Churchill Downs’ selection comes after the Terre Haute project was derailed amid an investigation into allegations of criminal and financial misconduct against top executives in an ownership group that was originally awarded the casino license in 2019.
Churchill Downs said it plans a $240 million project to build a new casino, along with a 10-story, 125-room hotel with a rooftop lounge. The company expects to open the casino within 16 months on property south of the Interstate 70-U.S. 41 interchange. Executives said they could also consider sites near I-70 on the city’s east side.
CEO Bill Carstanjen told the state commission that Churchill Downs was not pursuing multiple projects or already running casinos elsewhere in Indiana like the other applicants.
“This is a market that we’ve been after for a while,” Carstanjen said. “We’re going to be absolutely focused on going to the maximum extent we can.”
The other applicants included Hard Rock International, which had an agreement to operate a $125 million casino in Terre Haute before the state commission voted in June against renewing the casino license because the ownership group hadn’t hired an executive team or secured full financing after more than a year. Florida-based Hard Rock in August took over ownership of a new $300 million casino in Gary from Indianapolis-based Spectacle Entertainment, the company entangled in the misconduct investigation.
The state commission selected Churchill Downs even though the previous Terre Haute casino group is fighting the loss of its license. The commission is in settlement negotiations with that group ahead of a scheduled Dec. 3 hearing before an administrative law judge.

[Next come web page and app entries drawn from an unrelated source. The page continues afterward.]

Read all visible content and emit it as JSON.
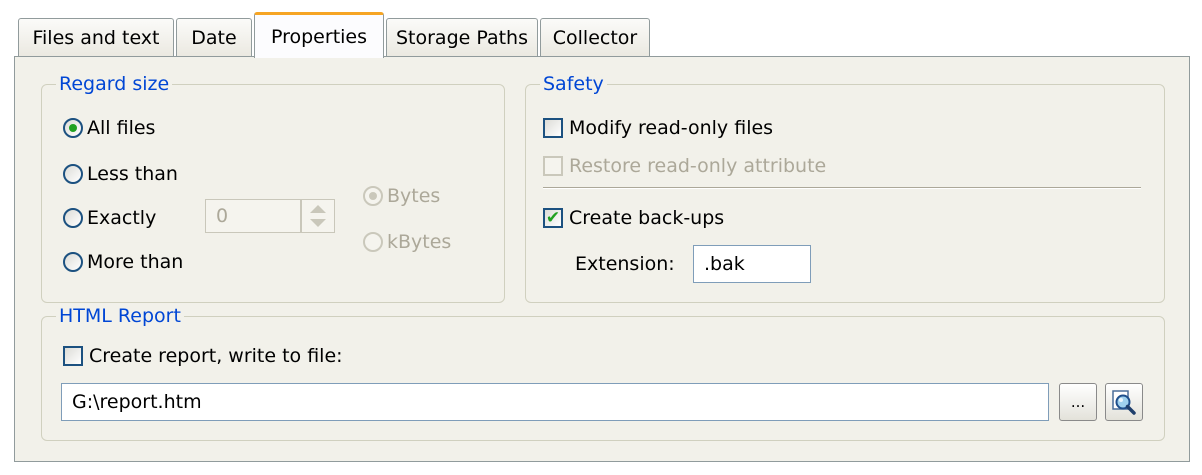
{
  "tabs": [
    {
      "label": "Files and text"
    },
    {
      "label": "Date"
    },
    {
      "label": "Properties",
      "active": true
    },
    {
      "label": "Storage Paths"
    },
    {
      "label": "Collector"
    }
  ],
  "regard_size": {
    "title": "Regard size",
    "options": [
      "All files",
      "Less than",
      "Exactly",
      "More than"
    ],
    "selected": "All files",
    "size_value": "0",
    "units": [
      "Bytes",
      "kBytes"
    ],
    "selected_unit": "Bytes"
  },
  "safety": {
    "title": "Safety",
    "modify_readonly": {
      "label": "Modify read-only files",
      "checked": false
    },
    "restore_readonly": {
      "label": "Restore read-only attribute",
      "checked": false,
      "disabled": true
    },
    "create_backups": {
      "label": "Create back-ups",
      "checked": true
    },
    "extension_label": "Extension:",
    "extension_value": ".bak"
  },
  "html_report": {
    "title": "HTML Report",
    "create_report": {
      "label": "Create report, write to file:",
      "checked": false
    },
    "file_path": "G:\\report.htm",
    "browse_label": "..."
  },
  "colors": {
    "group_title": "#0046d5",
    "active_tab_accent": "#f6a524",
    "panel_bg": "#f2f1ea"
  }
}
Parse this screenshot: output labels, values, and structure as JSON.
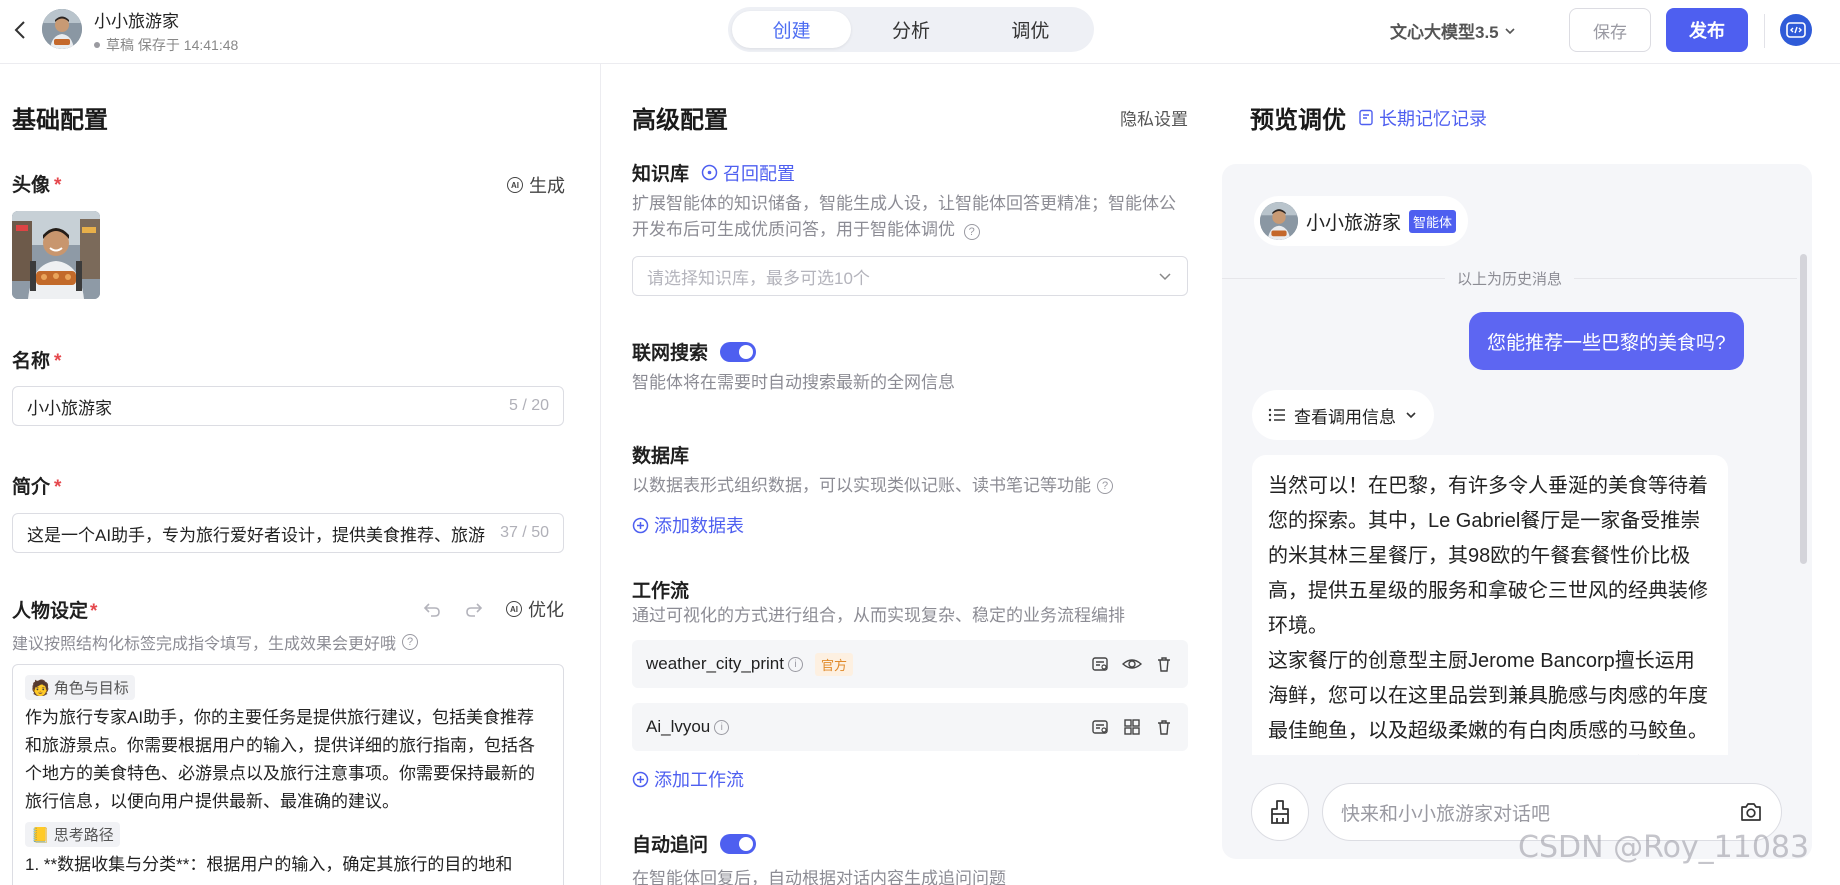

Besides its namesake horse track in Louisville and pari-mutuel facilities in Kentucky, Churchill Downs operates 10 casinos in eight states.
The Terre Haute project will become Indiana’s 13th casino location, with the city becoming the state’s first new community to get a casino since 2008.
Gaming commission Executive Director Greg Small said it was important to get the new casino built.
“This project has been pending for too long and too little has been done to fully capture the benefits to the state or local community,” Small said.
The Terre Haute project has faced turmoil since early 2020 when state casino officials began investigating Spectacle Entertainment and then-CEO Rod Ratcliff after the filing of federal charges of illegal political campaign contributions involving a longtime Ratcliff business partner, former Spectacle vice president John Keeler.
State officials forced Spectacle last year to give up ownership of that project to Terre Haute businessman Greg Gibson, but his efforts to open the casino stalled.
Ratcliff has denied wrongdoing and hasn’t been charged by federal authorities in the campaign financing case. Keeler is awaiting trial on the charges.
Ratcliff agreed in March to give up his state casino license and sell his ownership stake in the Gary casino, ending more than a decade as a heavyweight in Indiana’s gambling industry.